__How to complete this task__
Go through the records and copy each line where the word "screenshot" occurs.

Dataset rows for apps and sites
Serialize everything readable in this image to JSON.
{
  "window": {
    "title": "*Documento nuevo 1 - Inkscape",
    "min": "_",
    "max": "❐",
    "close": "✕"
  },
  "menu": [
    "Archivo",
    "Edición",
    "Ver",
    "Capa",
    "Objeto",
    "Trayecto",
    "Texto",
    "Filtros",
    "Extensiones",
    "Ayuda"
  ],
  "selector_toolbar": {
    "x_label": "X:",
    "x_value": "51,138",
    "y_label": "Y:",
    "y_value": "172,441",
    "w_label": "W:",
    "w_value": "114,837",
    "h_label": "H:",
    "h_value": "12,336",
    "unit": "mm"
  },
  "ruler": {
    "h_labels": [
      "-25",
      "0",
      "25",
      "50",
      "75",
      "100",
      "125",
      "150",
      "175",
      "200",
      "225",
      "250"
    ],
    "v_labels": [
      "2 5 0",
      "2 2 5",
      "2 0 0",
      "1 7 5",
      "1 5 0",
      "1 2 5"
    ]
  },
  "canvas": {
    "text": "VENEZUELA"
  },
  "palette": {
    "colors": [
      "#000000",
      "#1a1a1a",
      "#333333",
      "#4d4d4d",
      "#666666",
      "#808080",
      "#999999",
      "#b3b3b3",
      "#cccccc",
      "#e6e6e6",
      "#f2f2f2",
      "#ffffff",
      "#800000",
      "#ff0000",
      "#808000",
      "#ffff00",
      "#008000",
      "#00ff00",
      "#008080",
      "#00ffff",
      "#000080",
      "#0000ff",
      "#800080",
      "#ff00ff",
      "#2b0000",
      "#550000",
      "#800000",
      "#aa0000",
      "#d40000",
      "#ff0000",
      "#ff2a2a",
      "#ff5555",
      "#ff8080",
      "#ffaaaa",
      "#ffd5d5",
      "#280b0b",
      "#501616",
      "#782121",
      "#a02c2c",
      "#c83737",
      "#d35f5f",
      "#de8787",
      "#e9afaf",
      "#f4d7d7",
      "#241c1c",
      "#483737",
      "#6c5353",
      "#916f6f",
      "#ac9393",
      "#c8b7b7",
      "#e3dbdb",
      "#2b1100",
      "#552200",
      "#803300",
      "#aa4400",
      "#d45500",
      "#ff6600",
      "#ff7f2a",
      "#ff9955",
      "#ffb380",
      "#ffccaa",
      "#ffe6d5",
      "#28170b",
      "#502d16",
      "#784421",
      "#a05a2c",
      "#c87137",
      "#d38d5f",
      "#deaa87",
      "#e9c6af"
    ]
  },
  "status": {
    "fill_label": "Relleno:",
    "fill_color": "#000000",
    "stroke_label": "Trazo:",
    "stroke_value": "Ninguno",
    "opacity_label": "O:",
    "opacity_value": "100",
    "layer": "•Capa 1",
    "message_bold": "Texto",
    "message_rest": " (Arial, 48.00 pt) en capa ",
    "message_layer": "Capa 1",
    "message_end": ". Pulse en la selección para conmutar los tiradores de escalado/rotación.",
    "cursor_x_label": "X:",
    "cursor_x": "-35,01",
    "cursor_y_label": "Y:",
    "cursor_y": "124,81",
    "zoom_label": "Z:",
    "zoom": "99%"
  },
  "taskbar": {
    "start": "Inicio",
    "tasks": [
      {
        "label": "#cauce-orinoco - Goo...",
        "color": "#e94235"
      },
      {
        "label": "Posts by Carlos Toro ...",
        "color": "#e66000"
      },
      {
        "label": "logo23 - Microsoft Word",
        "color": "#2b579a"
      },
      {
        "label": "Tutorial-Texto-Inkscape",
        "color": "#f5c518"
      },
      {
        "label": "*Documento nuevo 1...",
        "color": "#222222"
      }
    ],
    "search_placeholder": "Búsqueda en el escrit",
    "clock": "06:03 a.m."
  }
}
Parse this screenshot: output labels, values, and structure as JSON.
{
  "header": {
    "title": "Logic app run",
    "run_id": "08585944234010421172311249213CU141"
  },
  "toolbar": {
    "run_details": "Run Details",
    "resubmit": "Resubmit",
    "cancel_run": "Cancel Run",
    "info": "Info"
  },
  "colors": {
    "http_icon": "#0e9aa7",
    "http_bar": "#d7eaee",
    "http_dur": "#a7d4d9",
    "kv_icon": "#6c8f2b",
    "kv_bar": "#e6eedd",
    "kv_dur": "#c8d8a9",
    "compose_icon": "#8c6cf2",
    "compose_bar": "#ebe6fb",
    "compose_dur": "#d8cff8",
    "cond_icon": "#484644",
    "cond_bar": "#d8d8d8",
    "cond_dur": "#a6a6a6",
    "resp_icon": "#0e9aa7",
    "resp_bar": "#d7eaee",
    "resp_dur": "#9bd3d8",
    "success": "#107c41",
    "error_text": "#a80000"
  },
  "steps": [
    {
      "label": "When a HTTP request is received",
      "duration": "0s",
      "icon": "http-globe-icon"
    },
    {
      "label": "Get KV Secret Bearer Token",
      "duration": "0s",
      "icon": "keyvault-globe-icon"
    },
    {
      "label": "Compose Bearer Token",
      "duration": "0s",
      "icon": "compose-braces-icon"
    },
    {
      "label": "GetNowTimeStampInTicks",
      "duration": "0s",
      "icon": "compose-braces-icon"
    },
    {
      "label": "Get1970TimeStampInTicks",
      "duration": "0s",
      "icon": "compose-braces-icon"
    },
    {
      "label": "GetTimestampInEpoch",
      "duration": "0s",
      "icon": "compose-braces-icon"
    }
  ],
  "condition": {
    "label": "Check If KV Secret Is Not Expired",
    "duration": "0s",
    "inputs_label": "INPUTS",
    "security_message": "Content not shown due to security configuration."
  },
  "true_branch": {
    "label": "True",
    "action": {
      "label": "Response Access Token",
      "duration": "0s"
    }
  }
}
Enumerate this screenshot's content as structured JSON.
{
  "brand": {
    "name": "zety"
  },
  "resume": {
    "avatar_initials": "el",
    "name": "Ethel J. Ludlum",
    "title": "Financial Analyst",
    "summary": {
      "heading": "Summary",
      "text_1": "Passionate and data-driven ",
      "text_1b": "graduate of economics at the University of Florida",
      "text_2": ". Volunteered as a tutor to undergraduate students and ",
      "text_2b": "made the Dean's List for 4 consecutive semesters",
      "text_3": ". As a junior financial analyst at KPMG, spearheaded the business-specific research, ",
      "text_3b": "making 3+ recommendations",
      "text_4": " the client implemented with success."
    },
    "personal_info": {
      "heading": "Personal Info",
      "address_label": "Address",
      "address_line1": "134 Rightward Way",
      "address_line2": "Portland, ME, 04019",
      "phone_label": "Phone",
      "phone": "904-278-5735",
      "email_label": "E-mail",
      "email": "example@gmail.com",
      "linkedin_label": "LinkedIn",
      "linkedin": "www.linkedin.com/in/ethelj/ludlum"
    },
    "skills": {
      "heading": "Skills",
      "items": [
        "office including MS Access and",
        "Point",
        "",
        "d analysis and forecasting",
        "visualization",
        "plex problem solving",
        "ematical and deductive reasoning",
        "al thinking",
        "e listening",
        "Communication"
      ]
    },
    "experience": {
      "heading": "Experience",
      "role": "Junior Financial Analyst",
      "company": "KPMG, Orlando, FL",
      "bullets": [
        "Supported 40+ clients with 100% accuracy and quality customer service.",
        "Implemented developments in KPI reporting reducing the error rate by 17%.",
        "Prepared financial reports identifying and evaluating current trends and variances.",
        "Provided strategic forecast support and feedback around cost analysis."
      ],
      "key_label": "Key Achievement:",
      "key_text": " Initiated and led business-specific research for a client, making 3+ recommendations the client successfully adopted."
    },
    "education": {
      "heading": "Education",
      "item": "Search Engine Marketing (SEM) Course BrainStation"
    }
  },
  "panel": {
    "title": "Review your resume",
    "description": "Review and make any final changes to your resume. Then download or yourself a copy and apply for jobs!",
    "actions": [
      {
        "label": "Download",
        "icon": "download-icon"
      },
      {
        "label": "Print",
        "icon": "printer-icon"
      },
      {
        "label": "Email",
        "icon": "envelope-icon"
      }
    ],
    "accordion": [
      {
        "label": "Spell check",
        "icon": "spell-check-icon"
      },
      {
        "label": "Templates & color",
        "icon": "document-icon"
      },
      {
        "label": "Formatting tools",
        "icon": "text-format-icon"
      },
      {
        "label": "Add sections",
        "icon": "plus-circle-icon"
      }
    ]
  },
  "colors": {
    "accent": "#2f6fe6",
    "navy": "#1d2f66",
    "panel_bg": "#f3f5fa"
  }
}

__Result for this exercise__
Parse this screenshot: output labels, values, and structure as JSON.
Enumerate this screenshot's content as structured JSON.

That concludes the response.